Try it: Retype each record exactly.

::: Input records :::

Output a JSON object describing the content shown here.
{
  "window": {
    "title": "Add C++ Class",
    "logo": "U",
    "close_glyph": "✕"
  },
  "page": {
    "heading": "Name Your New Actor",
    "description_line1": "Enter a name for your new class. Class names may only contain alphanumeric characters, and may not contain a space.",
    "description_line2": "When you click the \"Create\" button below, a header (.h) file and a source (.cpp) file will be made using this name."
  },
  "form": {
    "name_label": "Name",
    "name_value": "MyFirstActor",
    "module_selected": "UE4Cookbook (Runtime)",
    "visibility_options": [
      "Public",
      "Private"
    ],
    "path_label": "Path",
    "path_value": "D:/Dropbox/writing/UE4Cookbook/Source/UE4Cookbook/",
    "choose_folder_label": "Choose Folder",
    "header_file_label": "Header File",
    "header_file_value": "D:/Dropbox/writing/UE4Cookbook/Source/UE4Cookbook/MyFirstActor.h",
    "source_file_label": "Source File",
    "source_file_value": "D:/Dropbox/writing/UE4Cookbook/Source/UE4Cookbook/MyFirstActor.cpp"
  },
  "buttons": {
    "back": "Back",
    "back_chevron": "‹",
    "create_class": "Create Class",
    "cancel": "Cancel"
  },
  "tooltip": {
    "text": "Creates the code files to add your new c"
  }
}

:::

Result below:
Output a JSON object describing the content shown here.
{
  "window": {
    "title": "Add C++ Class",
    "logo": "U",
    "close_glyph": "✕"
  },
  "page": {
    "heading": "Name Your New Actor",
    "description_line1": "Enter a name for your new class. Class names may only contain alphanumeric characters, and may not contain a space.",
    "description_line2": "When you click the \"Create\" button below, a header (.h) file and a source (.cpp) file will be made using this name."
  },
  "form": {
    "name_label": "Name",
    "name_value": "MyFirstActor",
    "module_selected": "UE4Cookbook (Runtime)",
    "visibility_options": [
      "Public",
      "Private"
    ],
    "path_label": "Path",
    "path_value": "D:/Dropbox/writing/UE4Cookbook/Source/UE4Cookbook/",
    "choose_folder_label": "Choose Folder",
    "header_file_label": "Header File",
    "header_file_value": "D:/Dropbox/writing/UE4Cookbook/Source/UE4Cookbook/MyFirstActor.h",
    "source_file_label": "Source File",
    "source_file_value": "D:/Dropbox/writing/UE4Cookbook/Source/UE4Cookbook/MyFirstActor.cpp"
  },
  "buttons": {
    "back": "Back",
    "back_chevron": "‹",
    "create_class": "Create Class",
    "cancel": "Cancel"
  },
  "tooltip": {
    "text": "Creates the code files to add your new c"
  }
}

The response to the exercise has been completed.